The Tech - Online EditionMIT's oldest and largest
newspaper & the first
newspaper published
on the web
Boston Weather: 39.0°F | Mostly Cloudy
Article Tools

Former MIT lecturer robs bank

Former lecturer Joseph Gibbons, who taught in MIT’s Art, Culture, and Technology (ACT) program from 2002 to 2010, was arrested last Thursday after robbing a bank and recording the experience with a pink-and-silver video camera for a film project. Gibbons approached a teller at a Capital One branch in New York’s Bowery with a note that read, “This is a robbery. Large bills. No dye packs/ No GPS,” and fled after taking roughly $1000, according to press reports.

Gibbons is wanted for a similar heist in Rhode Island, where he told the teller that it was “for the church.” He was held on $50,000 cash bail for the New York heist, with a pretrial hearing scheduled for April 14, according to the Boston Herald.

Gibbons told the New York Post that he draws inspiration from French poet Arthur Rimbaud, who “believed a poet had to descend into the depths of all that was bad and report back,” saying that his actions have been “one long project about discovering the disenfranchised portions of society.”

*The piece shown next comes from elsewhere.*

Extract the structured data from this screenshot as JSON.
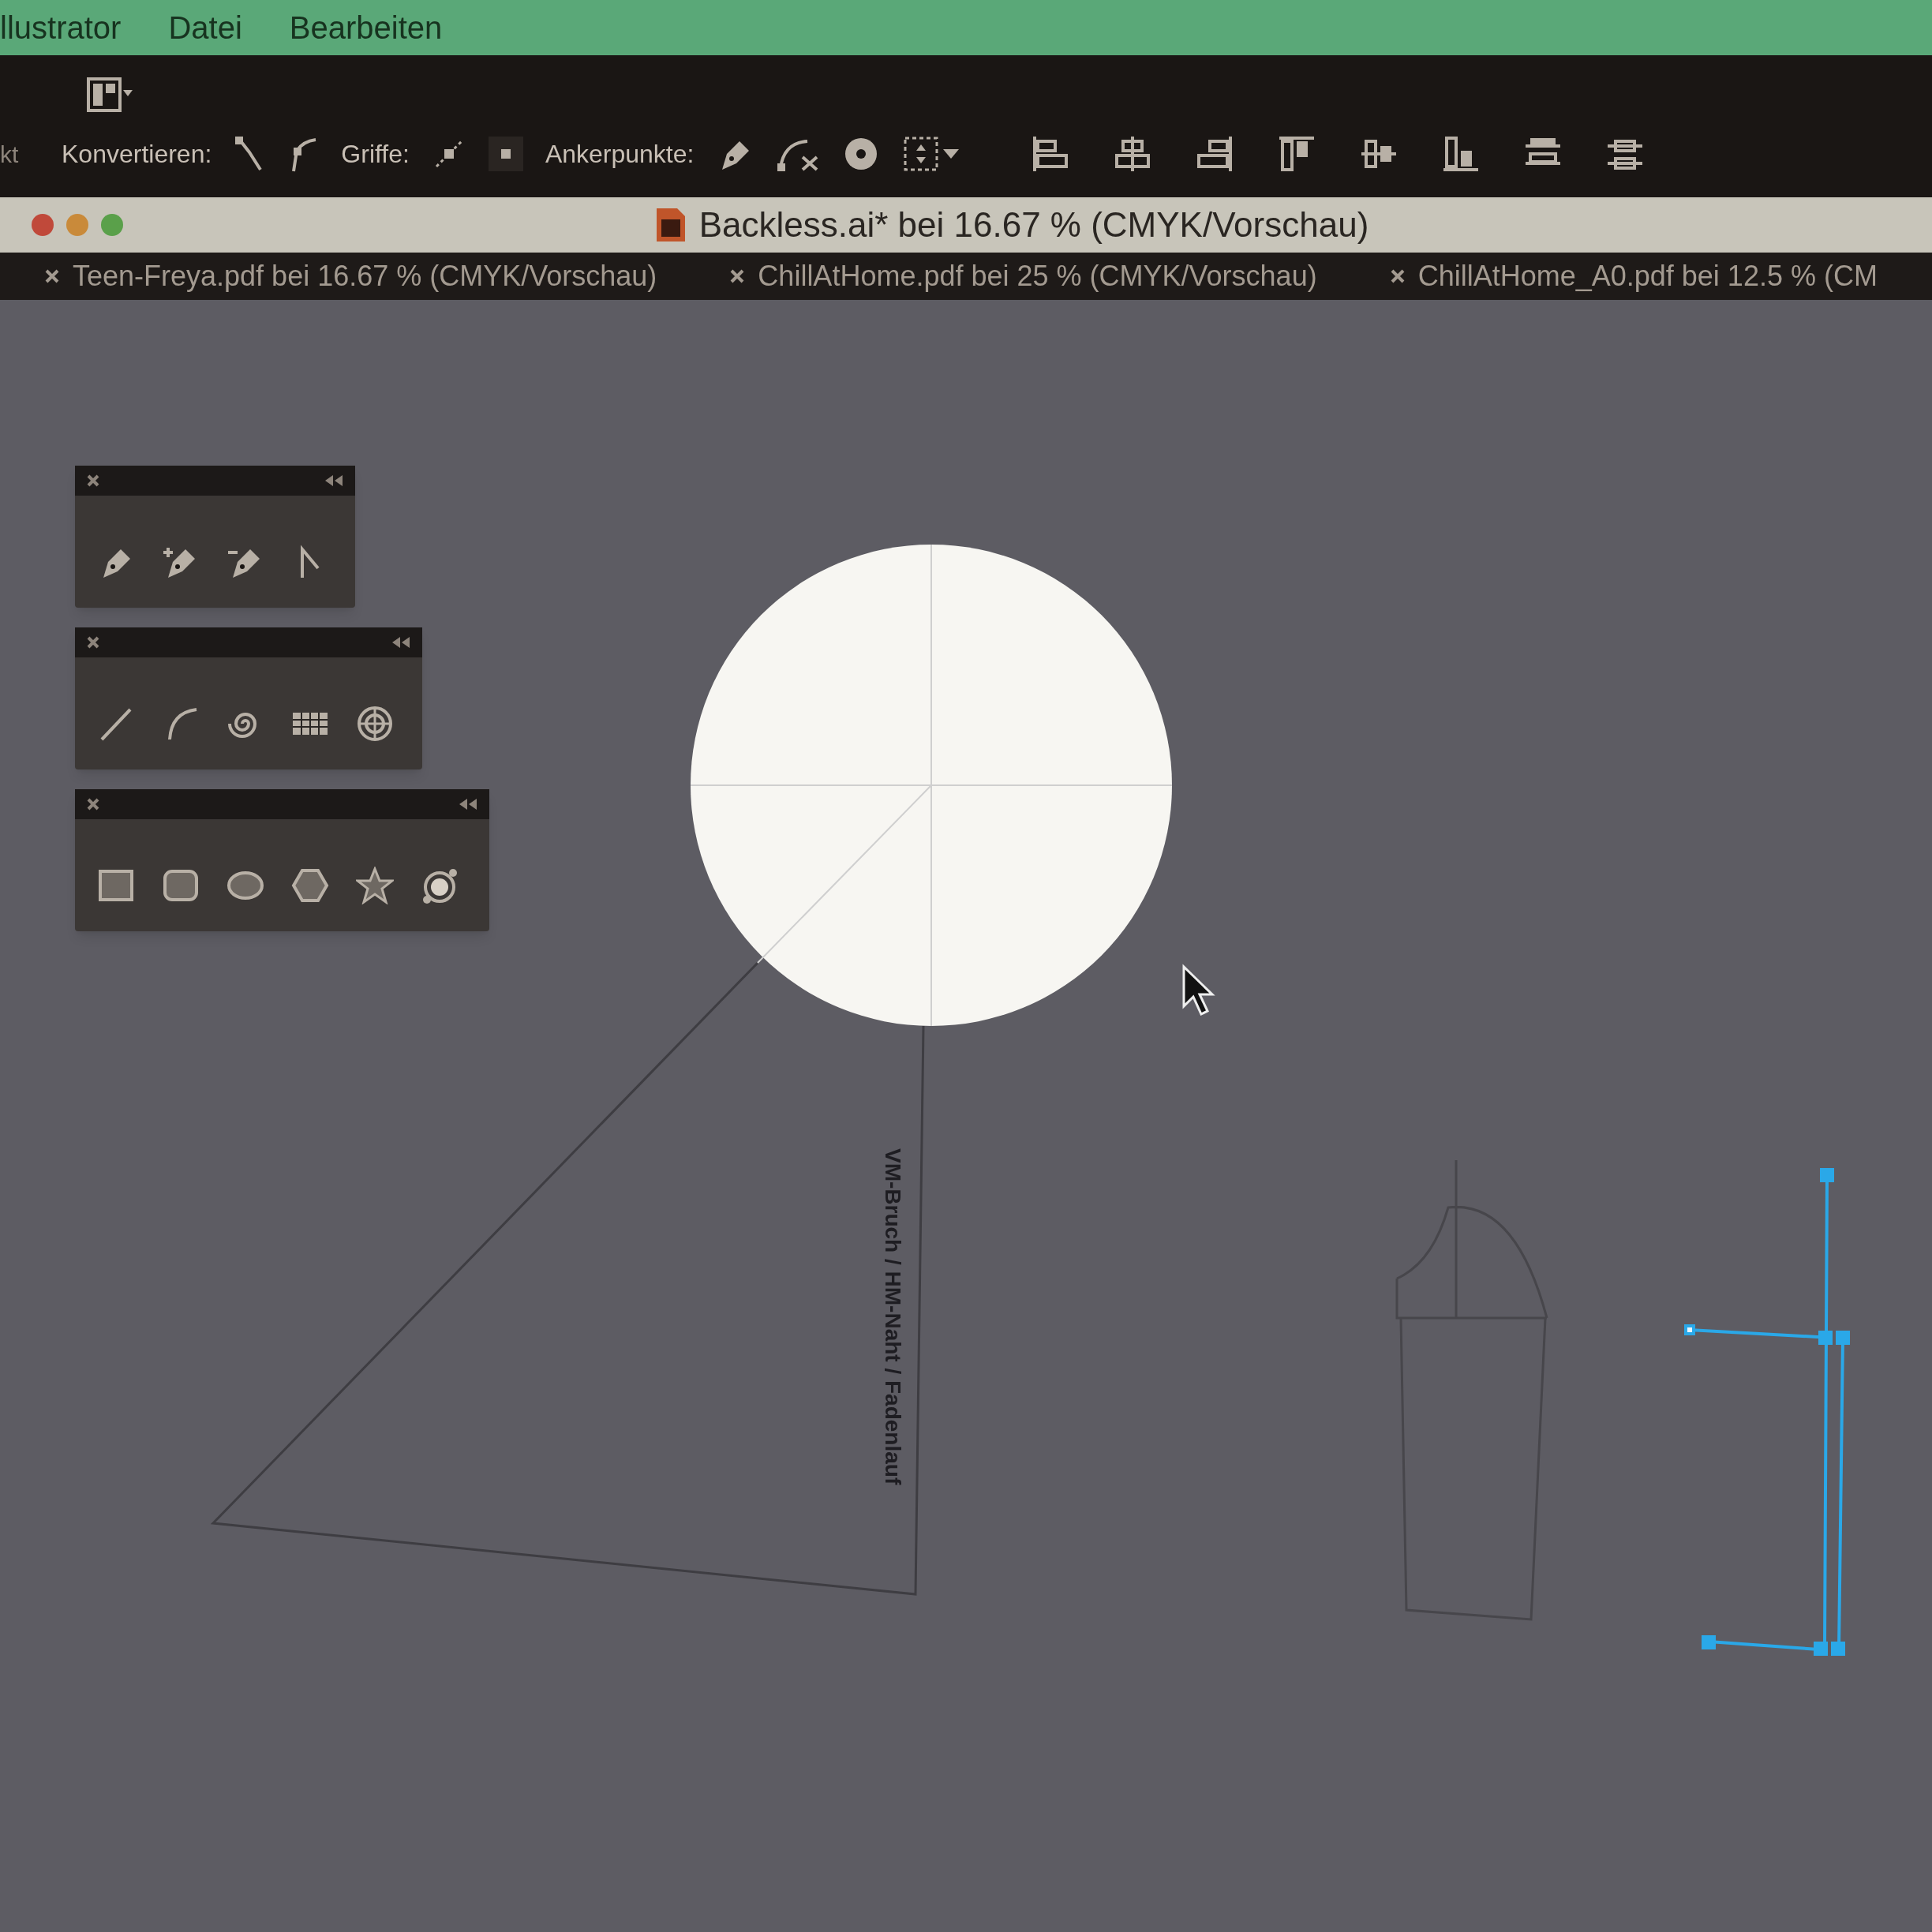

He also told the Post, “What got me over the final hurdle was the desperation of not having any money and not having a place to stay, not having anything to eat, that’s what gave me the final desperation to do it.”

Joe Zane, also a former MIT ACT lecturer who worked alongside Gibbons, described him as “very eccentric” but “extremely smart” and believes that Gibbons was “just trying to get some good footage,” as reported in the Herald.

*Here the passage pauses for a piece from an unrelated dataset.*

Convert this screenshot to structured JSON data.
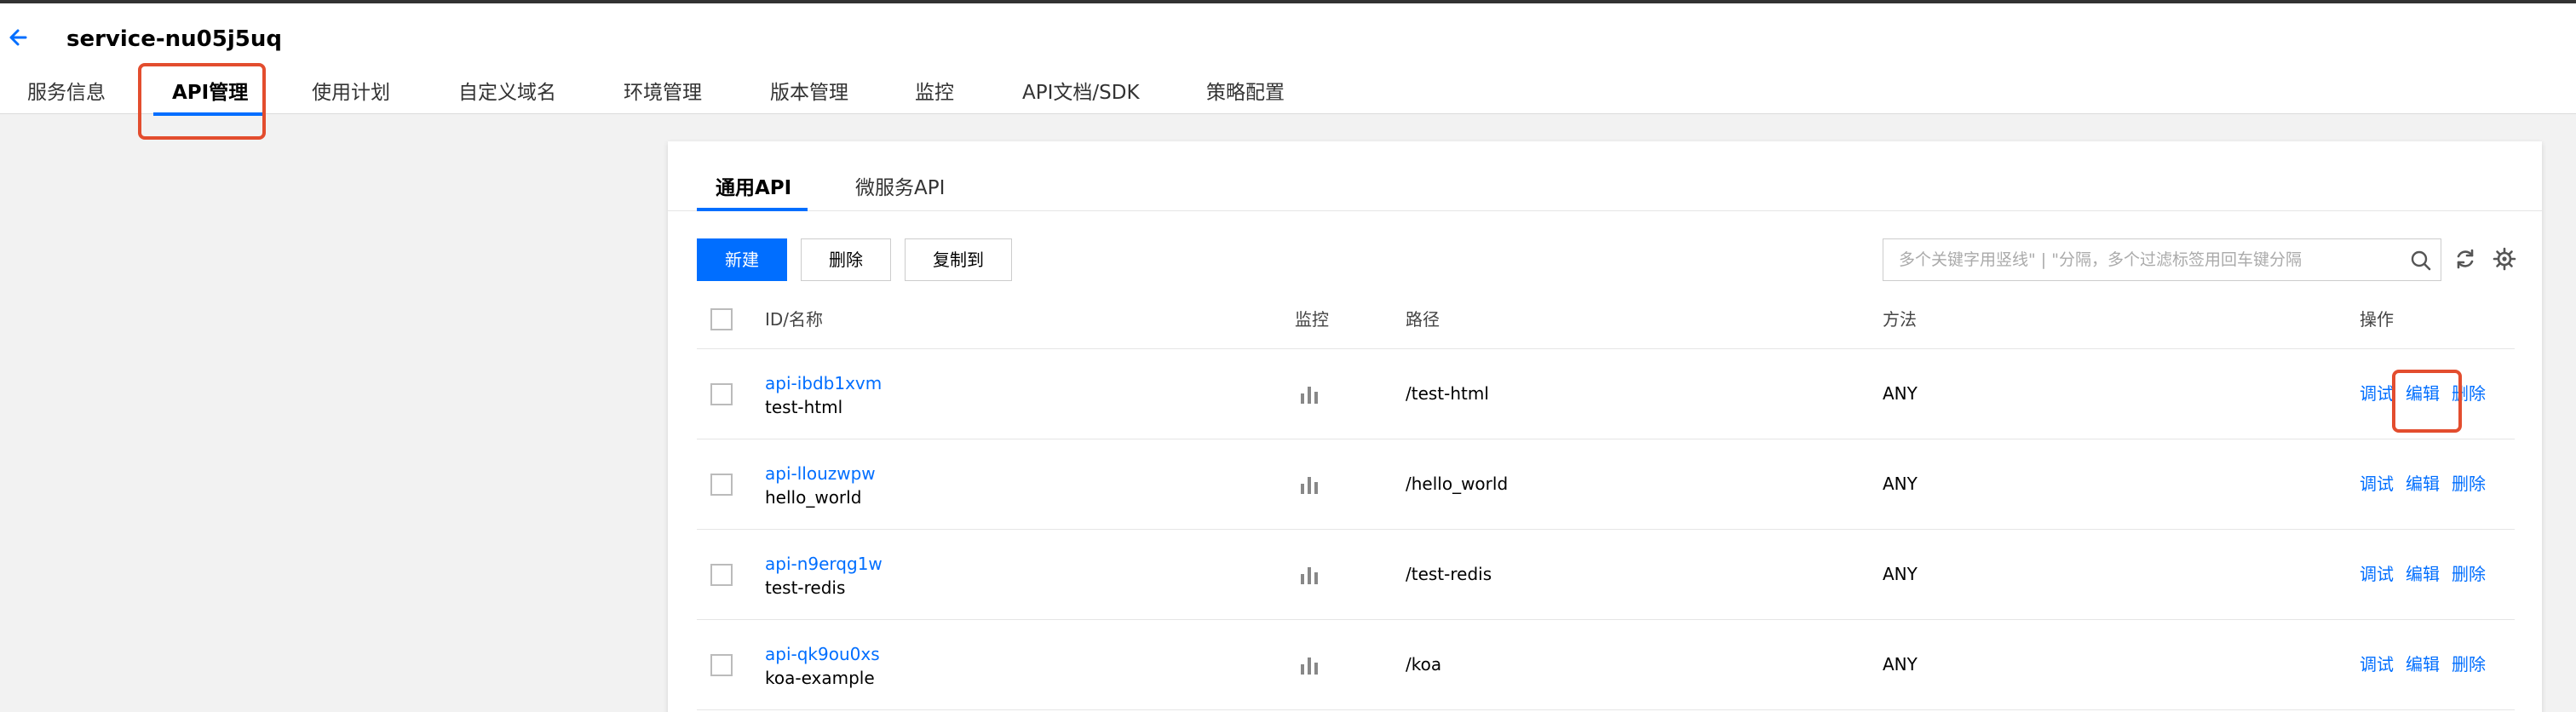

Gibbons has received several awards and fellowships from arts foundations including the National Endowment for the Arts and the Guggenheim Foundation, and his works have been displayed at a variety of museums and shows such as the Museum of Modern Art and the Rotterdam Film Festival. He focuses on creative film and video that is “rooted in autobiography,” according to his profile, which is currently available on the ACT website.

—Sanjana Srivastava